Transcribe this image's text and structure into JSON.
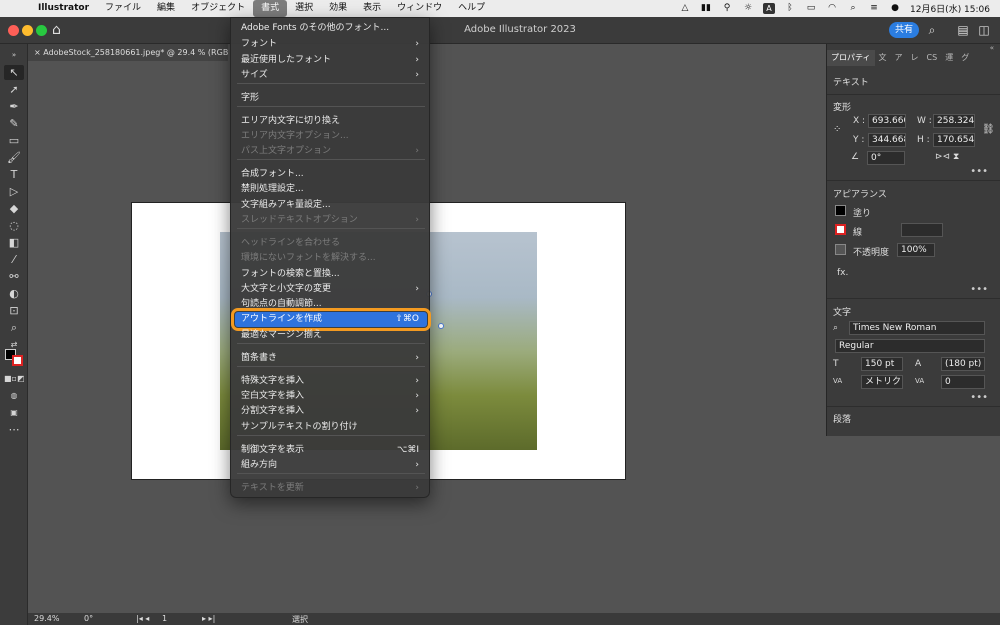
{
  "menubar": {
    "app": "Illustrator",
    "items": [
      "ファイル",
      "編集",
      "オブジェクト",
      "書式",
      "選択",
      "効果",
      "表示",
      "ウィンドウ",
      "ヘルプ"
    ],
    "active_index": 3,
    "status_a": "A",
    "date_time": "12月6日(水)  15:06"
  },
  "titlebar": {
    "title": "Adobe Illustrator 2023",
    "share": "共有"
  },
  "document": {
    "tab_label": "AdobeStock_258180661.jpeg* @ 29.4 % (RGB/プ",
    "close": "×"
  },
  "menu": {
    "items": [
      {
        "label": "Adobe Fonts のその他のフォント...",
        "submenu": false,
        "disabled": false
      },
      {
        "label": "フォント",
        "submenu": true,
        "disabled": false
      },
      {
        "label": "最近使用したフォント",
        "submenu": true,
        "disabled": false
      },
      {
        "label": "サイズ",
        "submenu": true,
        "disabled": false
      },
      {
        "label": "字形",
        "submenu": false,
        "disabled": false
      },
      {
        "label": "エリア内文字に切り換え",
        "submenu": false,
        "disabled": false
      },
      {
        "label": "エリア内文字オプション...",
        "submenu": false,
        "disabled": true
      },
      {
        "label": "パス上文字オプション",
        "submenu": true,
        "disabled": true
      },
      {
        "label": "合成フォント...",
        "submenu": false,
        "disabled": false
      },
      {
        "label": "禁則処理設定...",
        "submenu": false,
        "disabled": false
      },
      {
        "label": "文字組みアキ量設定...",
        "submenu": false,
        "disabled": false
      },
      {
        "label": "スレッドテキストオプション",
        "submenu": true,
        "disabled": true
      },
      {
        "label": "ヘッドラインを合わせる",
        "submenu": false,
        "disabled": true
      },
      {
        "label": "環境にないフォントを解決する...",
        "submenu": false,
        "disabled": true
      },
      {
        "label": "フォントの検索と置換...",
        "submenu": false,
        "disabled": false
      },
      {
        "label": "大文字と小文字の変更",
        "submenu": true,
        "disabled": false
      },
      {
        "label": "句読点の自動調節...",
        "submenu": false,
        "disabled": false
      },
      {
        "label": "アウトラインを作成",
        "submenu": false,
        "disabled": false,
        "shortcut": "⇧⌘O",
        "highlighted": true
      },
      {
        "label": "最適なマージン揃え",
        "submenu": false,
        "disabled": false
      },
      {
        "label": "箇条書き",
        "submenu": true,
        "disabled": false
      },
      {
        "label": "特殊文字を挿入",
        "submenu": true,
        "disabled": false
      },
      {
        "label": "空白文字を挿入",
        "submenu": true,
        "disabled": false
      },
      {
        "label": "分割文字を挿入",
        "submenu": true,
        "disabled": false
      },
      {
        "label": "サンプルテキストの割り付け",
        "submenu": false,
        "disabled": false
      },
      {
        "label": "制御文字を表示",
        "submenu": false,
        "disabled": false,
        "shortcut": "⌥⌘I"
      },
      {
        "label": "組み方向",
        "submenu": true,
        "disabled": false
      },
      {
        "label": "テキストを更新",
        "submenu": true,
        "disabled": true
      }
    ]
  },
  "panel": {
    "tabs": [
      "プロパティ",
      "文",
      "ア",
      "レ",
      "CS",
      "運",
      "グ"
    ],
    "text_heading": "テキスト",
    "transform_heading": "変形",
    "x_label": "X :",
    "x_value": "693.660",
    "w_label": "W :",
    "w_value": "258.324",
    "y_label": "Y :",
    "y_value": "344.668",
    "h_label": "H :",
    "h_value": "170.654",
    "angle_value": "0°",
    "appearance_heading": "アピアランス",
    "fill_label": "塗り",
    "stroke_label": "線",
    "opacity_label": "不透明度",
    "opacity_value": "100%",
    "fx_label": "fx.",
    "character_heading": "文字",
    "font_name": "Times New Roman",
    "font_style": "Regular",
    "font_size": "150 pt",
    "leading": "(180 pt)",
    "kerning": "メトリク",
    "tracking": "0",
    "paragraph_heading": "段落",
    "more": "•••"
  },
  "status": {
    "zoom": "29.4%",
    "rotation": "0°",
    "artboard": "1",
    "tool": "選択"
  }
}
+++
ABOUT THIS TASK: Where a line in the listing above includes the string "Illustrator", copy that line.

ANSWER SECTION:
    "app": "Illustrator",
    "title": "Adobe Illustrator 2023",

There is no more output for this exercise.